--- Aim of the task ---
Aim for an exact copy of the listing, without any images.

--- Data for review ---

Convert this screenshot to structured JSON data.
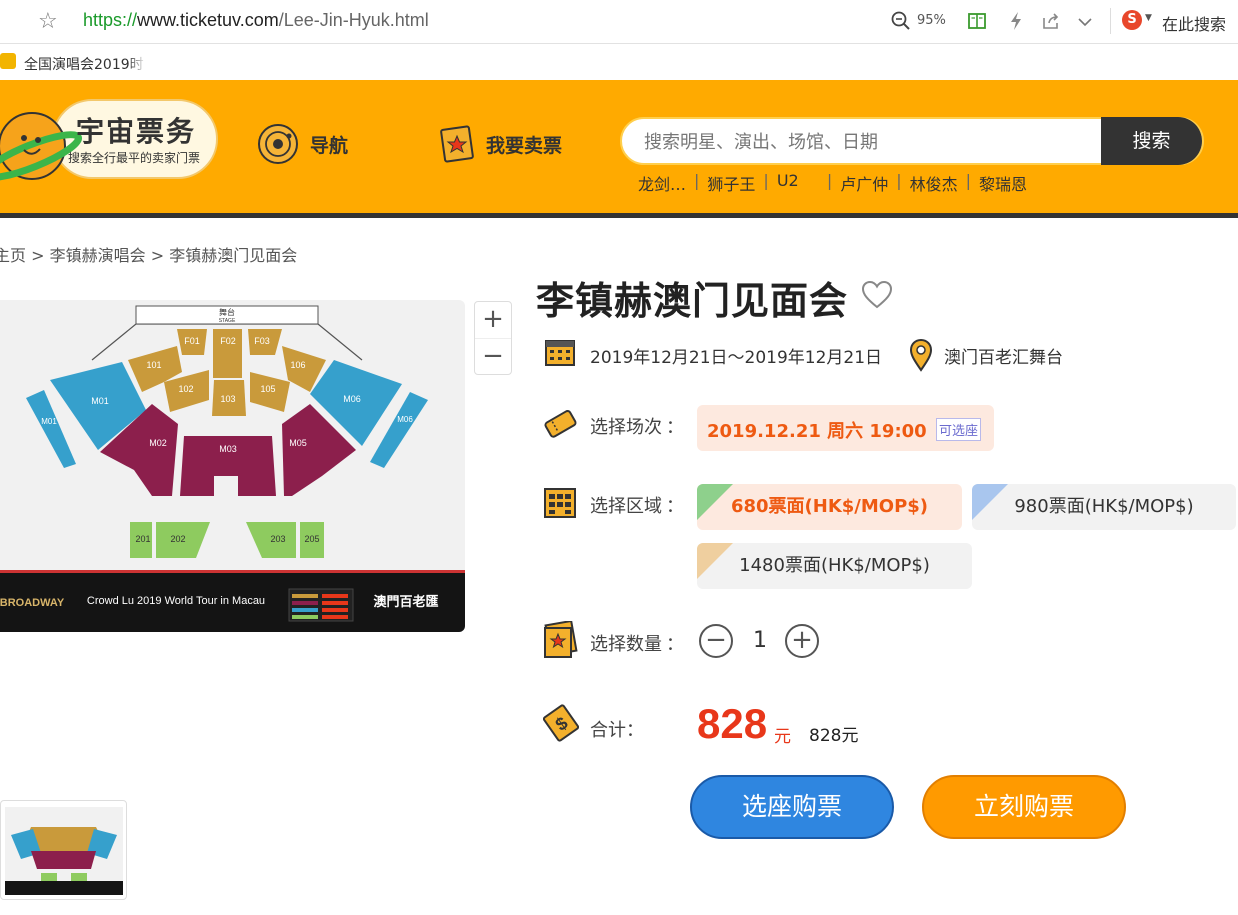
{
  "browser": {
    "url_protocol": "https://",
    "url_host": "www.ticketuv.com",
    "url_path": "/Lee-Jin-Hyuk.html",
    "zoom": "95%",
    "search_label": "在此搜索",
    "sogou_glyph": "S",
    "bookmark_label": "全国演唱会2019时"
  },
  "site": {
    "logo_title": "宇宙票务",
    "logo_slogan": "搜索全行最平的卖家门票",
    "nav": [
      {
        "label": "导航"
      },
      {
        "label": "我要卖票"
      }
    ],
    "search_placeholder": "搜索明星、演出、场馆、日期",
    "search_button": "搜索",
    "hot_links": [
      "龙剑…",
      "狮子王",
      "U2",
      "卢广仲",
      "林俊杰",
      "黎瑞恩"
    ]
  },
  "breadcrumb": {
    "home": "主页",
    "separator": ">",
    "level1": "李镇赫演唱会",
    "level2": "李镇赫澳门见面会"
  },
  "seatmap": {
    "stage_label": "舞台",
    "stage_sub": "STAGE",
    "sections_top": [
      "F01",
      "F02",
      "F03",
      "101",
      "102",
      "103",
      "105",
      "106"
    ],
    "sections_side": [
      "M01",
      "M06",
      "M01",
      "M06"
    ],
    "sections_floor": [
      "M02",
      "M03",
      "M05"
    ],
    "sections_back": [
      "201",
      "202",
      "203",
      "205"
    ],
    "banner_brand": "BROADWAY",
    "banner_tour": "Crowd Lu 2019 World Tour in Macau",
    "banner_venue": "澳門百老匯",
    "zoom_in": "+",
    "zoom_out": "−"
  },
  "event": {
    "title": "李镇赫澳门见面会",
    "date_range": "2019年12月21日～2019年12月21日",
    "venue": "澳门百老汇舞台",
    "session_label": "选择场次",
    "session_value": "2019.12.21 周六 19:00",
    "session_badge": "可选座",
    "area_label": "选择区域",
    "areas": [
      {
        "label": "680票面(HK$/MOP$)",
        "color": "#8ed08c",
        "selected": true
      },
      {
        "label": "980票面(HK$/MOP$)",
        "color": "#a9c6ee",
        "selected": false
      },
      {
        "label": "1480票面(HK$/MOP$)",
        "color": "#efcf9f",
        "selected": false
      }
    ],
    "qty_label": "选择数量",
    "qty_minus": "−",
    "qty_plus": "+",
    "quantity": "1",
    "colon": "：",
    "total_label": "合计：",
    "total_price": "828",
    "total_unit": "元",
    "total_sub": "828元",
    "btn_choose_seat": "选座购票",
    "btn_buy_now": "立刻购票"
  },
  "colors": {
    "header_bg": "#ffaa00",
    "accent_orange": "#ee5a12",
    "price_red": "#e8371a",
    "btn_blue": "#2f86e0",
    "btn_orange": "#ff9a00"
  }
}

--- Task output ---
Convert this screenshot to structured JSON data.
{
  "browser": {
    "url_protocol": "https://",
    "url_host": "www.ticketuv.com",
    "url_path": "/Lee-Jin-Hyuk.html",
    "zoom": "95%",
    "search_label": "在此搜索",
    "sogou_glyph": "S",
    "bookmark_label": "全国演唱会2019时"
  },
  "site": {
    "logo_title": "宇宙票务",
    "logo_slogan": "搜索全行最平的卖家门票",
    "nav": [
      {
        "label": "导航"
      },
      {
        "label": "我要卖票"
      }
    ],
    "search_placeholder": "搜索明星、演出、场馆、日期",
    "search_button": "搜索",
    "hot_links": [
      "龙剑…",
      "狮子王",
      "U2",
      "卢广仲",
      "林俊杰",
      "黎瑞恩"
    ]
  },
  "breadcrumb": {
    "home": "主页",
    "separator": ">",
    "level1": "李镇赫演唱会",
    "level2": "李镇赫澳门见面会"
  },
  "seatmap": {
    "stage_label": "舞台",
    "stage_sub": "STAGE",
    "sections_top": [
      "F01",
      "F02",
      "F03",
      "101",
      "102",
      "103",
      "105",
      "106"
    ],
    "sections_side": [
      "M01",
      "M06",
      "M01",
      "M06"
    ],
    "sections_floor": [
      "M02",
      "M03",
      "M05"
    ],
    "sections_back": [
      "201",
      "202",
      "203",
      "205"
    ],
    "banner_brand": "BROADWAY",
    "banner_tour": "Crowd Lu 2019 World Tour in Macau",
    "banner_venue": "澳門百老匯",
    "zoom_in": "+",
    "zoom_out": "−"
  },
  "event": {
    "title": "李镇赫澳门见面会",
    "date_range": "2019年12月21日～2019年12月21日",
    "venue": "澳门百老汇舞台",
    "session_label": "选择场次",
    "session_value": "2019.12.21 周六 19:00",
    "session_badge": "可选座",
    "area_label": "选择区域",
    "areas": [
      {
        "label": "680票面(HK$/MOP$)",
        "color": "#8ed08c",
        "selected": true
      },
      {
        "label": "980票面(HK$/MOP$)",
        "color": "#a9c6ee",
        "selected": false
      },
      {
        "label": "1480票面(HK$/MOP$)",
        "color": "#efcf9f",
        "selected": false
      }
    ],
    "qty_label": "选择数量",
    "qty_minus": "−",
    "qty_plus": "+",
    "quantity": "1",
    "colon": "：",
    "total_label": "合计：",
    "total_price": "828",
    "total_unit": "元",
    "total_sub": "828元",
    "btn_choose_seat": "选座购票",
    "btn_buy_now": "立刻购票"
  },
  "colors": {
    "header_bg": "#ffaa00",
    "accent_orange": "#ee5a12",
    "price_red": "#e8371a",
    "btn_blue": "#2f86e0",
    "btn_orange": "#ff9a00"
  }
}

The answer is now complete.